Problem statement:
Count every line below that holds "direction". The answer is the number alone.

+===+

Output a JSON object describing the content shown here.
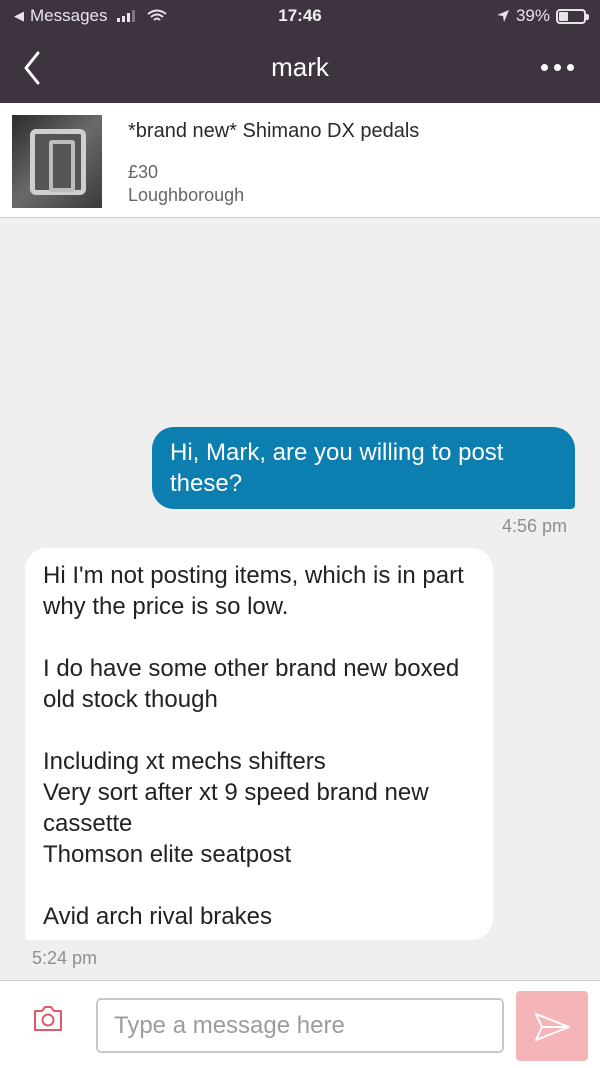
{
  "status_bar": {
    "back_app": "Messages",
    "time": "17:46",
    "battery": "39%",
    "battery_level": 0.39
  },
  "nav": {
    "title": "mark"
  },
  "listing": {
    "name": "*brand new* Shimano DX pedals",
    "price": "£30",
    "location": "Loughborough"
  },
  "messages": [
    {
      "direction": "outgoing",
      "text": "Hi, Mark, are you willing to post these?",
      "time": "4:56 pm"
    },
    {
      "direction": "incoming",
      "paragraphs": [
        "Hi I'm not posting items, which is in part why the price is so low.",
        "I do have some other brand new boxed old stock though",
        "Including xt mechs shifters\nVery sort after xt 9 speed brand new cassette\nThomson elite seatpost",
        "Avid arch rival brakes"
      ],
      "time": "5:24 pm"
    }
  ],
  "composer": {
    "placeholder": "Type a message here"
  },
  "colors": {
    "header_bg": "#3e3440",
    "outgoing_bubble": "#0c7eb0",
    "send_button": "#f4b4b8",
    "camera_icon": "#e05a66"
  }
}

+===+

Your solution:
2